Taking her daughters to remote Australia to sleep on the ground

Venture North camp, started by brothers Hugh and Aaron Gange who grew up in the bush farther south, is eco-luxe, meaning you get a tent, a comfortable mattress on a metal frame and a bathroom block with outdoor showers and loos. The camp has eight tents and can sleep up to 16. The site cannot be surpassed; nor can the food.

The camp, in Garig Gunak, sits atop red cliffs overlooking a stupendously beautiful beach. The only bummer is that you can walk, but not swim, at those beaches, the crocodile population being what it is. But as I sat drinking fine Australian wines, eating gourmet food and watching a glorious sunset as 16-foot crocs watched me from the beach below, the thrill of the place was worth the no-swim sacrifice.

Hugh Gange was our guide, and on our first afternoon he told us we were heading to the beach to go mud crab hunting. Wielding a stick with metal prongs on the end, Hugh showed the girls how to identify tide line rocks under which the crabs hide.

Within 15 minutes we had caught four huge crabs.
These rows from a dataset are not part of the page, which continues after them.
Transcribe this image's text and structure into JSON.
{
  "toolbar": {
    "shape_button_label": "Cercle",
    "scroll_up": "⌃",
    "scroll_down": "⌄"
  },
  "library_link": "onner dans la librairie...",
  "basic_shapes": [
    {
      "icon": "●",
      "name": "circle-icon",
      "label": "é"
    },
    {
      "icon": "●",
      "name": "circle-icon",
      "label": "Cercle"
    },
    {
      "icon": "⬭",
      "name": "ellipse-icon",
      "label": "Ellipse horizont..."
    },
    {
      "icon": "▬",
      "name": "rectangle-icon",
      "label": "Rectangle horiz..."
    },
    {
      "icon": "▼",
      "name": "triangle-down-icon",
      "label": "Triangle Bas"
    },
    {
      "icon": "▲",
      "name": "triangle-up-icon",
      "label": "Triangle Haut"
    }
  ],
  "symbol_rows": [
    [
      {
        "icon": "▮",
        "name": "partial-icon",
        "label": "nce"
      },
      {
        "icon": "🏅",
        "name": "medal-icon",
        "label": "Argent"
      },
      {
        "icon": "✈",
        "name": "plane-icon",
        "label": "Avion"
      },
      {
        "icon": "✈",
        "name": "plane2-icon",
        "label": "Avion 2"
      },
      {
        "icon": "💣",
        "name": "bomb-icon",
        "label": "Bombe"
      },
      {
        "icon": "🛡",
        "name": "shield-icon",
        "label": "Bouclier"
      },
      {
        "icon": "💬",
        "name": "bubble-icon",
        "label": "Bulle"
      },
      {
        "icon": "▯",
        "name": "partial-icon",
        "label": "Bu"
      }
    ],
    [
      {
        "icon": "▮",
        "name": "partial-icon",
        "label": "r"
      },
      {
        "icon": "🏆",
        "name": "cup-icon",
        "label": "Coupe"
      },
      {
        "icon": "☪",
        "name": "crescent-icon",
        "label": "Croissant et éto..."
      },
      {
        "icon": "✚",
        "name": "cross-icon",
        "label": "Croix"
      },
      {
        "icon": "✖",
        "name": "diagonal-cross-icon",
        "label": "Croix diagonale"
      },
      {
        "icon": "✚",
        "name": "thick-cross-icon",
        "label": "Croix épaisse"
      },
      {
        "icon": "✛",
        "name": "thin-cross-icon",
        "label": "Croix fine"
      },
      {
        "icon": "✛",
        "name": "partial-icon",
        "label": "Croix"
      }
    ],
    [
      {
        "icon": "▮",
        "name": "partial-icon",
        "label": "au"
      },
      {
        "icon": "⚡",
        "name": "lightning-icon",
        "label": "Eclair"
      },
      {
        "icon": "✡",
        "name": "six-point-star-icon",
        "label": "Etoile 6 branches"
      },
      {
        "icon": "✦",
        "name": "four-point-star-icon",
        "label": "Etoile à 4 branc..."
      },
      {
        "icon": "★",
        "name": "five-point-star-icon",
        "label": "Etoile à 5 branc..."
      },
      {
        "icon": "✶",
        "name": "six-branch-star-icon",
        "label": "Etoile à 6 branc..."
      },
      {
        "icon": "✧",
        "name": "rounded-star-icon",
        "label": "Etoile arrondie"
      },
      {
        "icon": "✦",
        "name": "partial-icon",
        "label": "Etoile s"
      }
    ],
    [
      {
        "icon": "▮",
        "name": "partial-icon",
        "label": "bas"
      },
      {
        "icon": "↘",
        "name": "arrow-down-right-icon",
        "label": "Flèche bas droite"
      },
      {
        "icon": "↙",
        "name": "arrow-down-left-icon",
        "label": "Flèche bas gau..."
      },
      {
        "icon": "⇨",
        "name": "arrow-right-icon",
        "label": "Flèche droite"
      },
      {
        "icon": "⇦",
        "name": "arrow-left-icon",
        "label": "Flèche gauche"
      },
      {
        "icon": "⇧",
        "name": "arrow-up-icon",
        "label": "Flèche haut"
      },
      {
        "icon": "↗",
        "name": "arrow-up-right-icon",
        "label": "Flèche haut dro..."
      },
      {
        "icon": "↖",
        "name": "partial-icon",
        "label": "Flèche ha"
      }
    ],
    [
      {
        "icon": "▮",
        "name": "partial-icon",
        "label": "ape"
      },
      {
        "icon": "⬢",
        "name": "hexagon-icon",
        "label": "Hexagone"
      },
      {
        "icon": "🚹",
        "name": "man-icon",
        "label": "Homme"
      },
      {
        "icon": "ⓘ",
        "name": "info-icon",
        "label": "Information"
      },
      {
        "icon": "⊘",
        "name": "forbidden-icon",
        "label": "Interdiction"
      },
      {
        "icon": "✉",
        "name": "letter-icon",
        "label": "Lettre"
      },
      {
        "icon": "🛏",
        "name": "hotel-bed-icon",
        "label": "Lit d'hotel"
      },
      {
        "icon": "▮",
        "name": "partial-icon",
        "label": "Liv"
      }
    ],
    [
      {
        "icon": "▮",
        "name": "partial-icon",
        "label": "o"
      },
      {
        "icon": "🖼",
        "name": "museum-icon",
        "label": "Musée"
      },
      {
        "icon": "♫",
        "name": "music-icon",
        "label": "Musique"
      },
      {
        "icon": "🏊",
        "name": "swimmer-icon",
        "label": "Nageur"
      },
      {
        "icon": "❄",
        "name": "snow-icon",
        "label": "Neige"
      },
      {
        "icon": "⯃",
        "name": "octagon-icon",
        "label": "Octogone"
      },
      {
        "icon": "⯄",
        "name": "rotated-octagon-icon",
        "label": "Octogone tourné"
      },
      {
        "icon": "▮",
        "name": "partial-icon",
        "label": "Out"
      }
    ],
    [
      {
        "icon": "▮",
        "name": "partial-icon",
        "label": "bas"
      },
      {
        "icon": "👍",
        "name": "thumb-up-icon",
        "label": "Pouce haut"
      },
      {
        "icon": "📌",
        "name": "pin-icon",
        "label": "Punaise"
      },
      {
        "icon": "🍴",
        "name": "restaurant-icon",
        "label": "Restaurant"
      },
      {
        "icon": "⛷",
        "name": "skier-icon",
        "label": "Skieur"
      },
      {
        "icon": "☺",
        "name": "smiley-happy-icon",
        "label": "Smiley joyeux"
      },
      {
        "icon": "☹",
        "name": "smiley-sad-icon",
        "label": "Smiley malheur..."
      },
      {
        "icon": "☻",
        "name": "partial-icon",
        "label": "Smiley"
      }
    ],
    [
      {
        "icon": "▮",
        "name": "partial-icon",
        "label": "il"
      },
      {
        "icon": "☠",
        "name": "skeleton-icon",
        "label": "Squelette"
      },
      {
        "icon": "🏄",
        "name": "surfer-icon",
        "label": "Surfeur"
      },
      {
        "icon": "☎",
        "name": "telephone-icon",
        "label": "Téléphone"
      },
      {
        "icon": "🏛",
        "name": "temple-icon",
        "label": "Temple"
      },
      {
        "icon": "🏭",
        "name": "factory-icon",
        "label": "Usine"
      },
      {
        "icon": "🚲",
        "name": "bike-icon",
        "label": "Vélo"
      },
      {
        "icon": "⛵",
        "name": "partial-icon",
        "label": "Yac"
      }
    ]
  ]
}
Hugh then whipped out a hammer and a mallet, exhibiting how to shuck the oysters we got straight off the rocks. This was easy pickings, and despite shouts of, "Oooh, gross," and "No way," the girls were soon banging away and securing our hors d'oeuvres.

Hugh, a modern Aussie bloke, then took to the camp's open-air gourmet kitchen and whipped up crab stir-fried in a wok with chili and steamed crab with garlic butter for the girls. He then did the same with the giant, fresh oysters, leaving some raw and cooking others in the British Kirkpatrick style with bacon and cheese.

We spent our days at Venture North gathering food on the shore, fishing in one of the most abundant marine areas on Earth and visiting the ruins of a Victorian English settlement. Hugh explained how 80 miserable settlers built houses, hospitals and cottage industries, then died, one by one, of scurvy and malaria.

The neighboring Aborigines had tried to teach them to chew the leaves of the quinine tree (cure for malaria) and line their houses with melaleuca bark (natural bug repellent), to lick the citrus-tasting bellies of green ants (vitamin C) and eat the Kakadu plum (a fruit with a huge concentration of vitamin C), but the settlers thought this behavior primitive.

At dark, I would retire to my tent and listen to the girls in theirs next door, giggling and talking about the fish that had practically jumped in the boat, how they felt they ought to always gather their own food, and how, after all, they didn't really miss their cellphones.

Mission accomplished.